Novel hydride chemistries are employed to deposit light-emitting Ge{sub 1-y}Sn{sub y} alloys with y ≤ 0.1 by Ultra-High Vacuum Chemical Vapor Deposition (UHV-CVD) on Ge-buffered Si wafers. The properties of the resultant materials are systematically compared with similar alloys grown directly on Si wafers. The fundamental difference between the two systems is a fivefold (and higher) decrease in lattice mismatch between film and virtual substrate, allowing direct integration of bulk-like crystals with planar surfaces and relatively low dislocation densities. For y ≤ 0.06, the CVD precursors used were digermane Ge₂H₆ and deuterated stannane SnD₄. For y ≥ 0.06, the Ge precursor was changed to trigermane Ge₃H₈, whose higher reactivity enabled the fabrication of supersaturated samples with the target film parameters. In all cases, the Ge wafers were produced using tetragermane Ge₄H₁₀ as the Ge source. The photoluminescence intensity from Ge{sub 1–y}Sn{sub y}/Ge films is expected to increase relative to Ge{sub 1–y}Sn{sub y}/Si due to the less defected interface with the virtual substrate. However, while Ge{sub 1–y}Sn{sub y}/Si films are largely relaxed, a significant amount of compressive strain may be present in the Ge{sub 1–y}Sn{sub y}/Ge case. This compressive strain can reduce the emission intensity by increasing the separation between themore » direct and indirect edges. In this context, it is shown here that the proposed CVD approach to Ge{sub 1–y}Sn{sub y}/Ge makes it possible to approach film thicknesses of about 1 μm, for which the strain is mostly relaxed and the photoluminescence intensity increases by one order of magnitude relative to Ge{sub 1–y}Sn{sub y}/Si films. The observed strain relaxation is shown to be consistent with predictions from strain-relaxation models first developed for the Si{sub 1–x}Ge{sub x}/Si system.
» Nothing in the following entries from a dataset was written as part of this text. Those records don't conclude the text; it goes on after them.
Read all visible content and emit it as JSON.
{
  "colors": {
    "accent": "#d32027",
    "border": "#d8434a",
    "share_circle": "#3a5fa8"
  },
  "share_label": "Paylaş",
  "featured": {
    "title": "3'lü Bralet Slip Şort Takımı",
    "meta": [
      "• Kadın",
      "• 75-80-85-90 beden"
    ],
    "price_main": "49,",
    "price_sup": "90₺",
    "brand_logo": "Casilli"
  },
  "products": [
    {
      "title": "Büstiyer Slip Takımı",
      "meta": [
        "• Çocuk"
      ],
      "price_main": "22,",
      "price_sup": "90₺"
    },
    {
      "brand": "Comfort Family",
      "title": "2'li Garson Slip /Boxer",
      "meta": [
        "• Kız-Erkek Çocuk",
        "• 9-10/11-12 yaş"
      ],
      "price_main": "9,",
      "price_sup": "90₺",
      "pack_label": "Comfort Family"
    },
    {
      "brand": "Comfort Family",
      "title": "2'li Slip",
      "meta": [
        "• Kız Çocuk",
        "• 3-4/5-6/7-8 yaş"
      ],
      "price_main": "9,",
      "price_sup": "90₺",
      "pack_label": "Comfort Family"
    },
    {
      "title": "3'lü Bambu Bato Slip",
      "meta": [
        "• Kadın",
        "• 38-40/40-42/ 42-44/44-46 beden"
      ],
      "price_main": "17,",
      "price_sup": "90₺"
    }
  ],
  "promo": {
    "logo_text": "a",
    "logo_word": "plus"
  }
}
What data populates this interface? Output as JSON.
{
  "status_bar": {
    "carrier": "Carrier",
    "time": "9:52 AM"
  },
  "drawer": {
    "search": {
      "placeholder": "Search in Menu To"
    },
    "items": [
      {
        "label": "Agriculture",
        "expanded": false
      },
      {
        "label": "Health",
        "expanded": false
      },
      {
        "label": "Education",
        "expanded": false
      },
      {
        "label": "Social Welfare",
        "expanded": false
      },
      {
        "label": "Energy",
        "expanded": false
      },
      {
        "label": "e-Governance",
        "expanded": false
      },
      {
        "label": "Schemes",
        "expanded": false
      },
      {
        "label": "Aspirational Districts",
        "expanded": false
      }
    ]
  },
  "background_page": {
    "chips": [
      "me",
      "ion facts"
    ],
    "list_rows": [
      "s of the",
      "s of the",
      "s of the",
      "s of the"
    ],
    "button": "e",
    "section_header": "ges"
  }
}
The defect structure and atomic distributions in the films are studied in detail using advanced electron-microscopy techniques, including aberration corrected STEM imaging and EELS mapping of the average diamond–cubic lattice.« less
Authors:
;  [1] ; ; ; ;  [2] ;  [3]
  1. Department of Chemistry and Biochemistry, Arizona State University, Tempe, Arizona 85287-1604 (United States)
  2. Department of Physics, Arizona State University, Tempe, Arizona 85287-1504 (United States)
  3. LeRoy Eyring Center for Solid State Science, Arizona State University, Tempe, Arizona 85287-1704 (United States)
Publication Date:
OSTI Identifier:
22305744
Resource Type:
Journal Article
Resource Relation:
Journal Name: Journal of Applied Physics; Journal Volume: 116; Journal Issue: 13; Other Information: (c) 2014 AIP Publishing LLC; Country of input: International Atomic Energy Agency (IAEA)
Publisher:
American Institute of Physics (AIP)
Country of Publication:
United States
Language:
English
Subject:
75 CONDENSED MATTER PHYSICS, SUPERCONDUCTIVITY AND SUPERFLUIDITY; ALLOYS; BUFFERS; CHEMICAL VAPOR DEPOSITION; CRYSTAL DEFECTS; CRYSTALS; CUBIC LATTICES; DISLOCATIONS; ELECTRON MICROSCOPY; FILMS; GERMANIUM COMPOUNDS; GERMANIUM HYDRIDES; LIGHT EMITTING DIODES; MICROSTRUCTURE; OPTICAL PROPERTIES; PHOTOLUMINESCENCE; RELAXATION; SILICON; SUBSTRATES; THICKNESS; TIN COMPOUNDS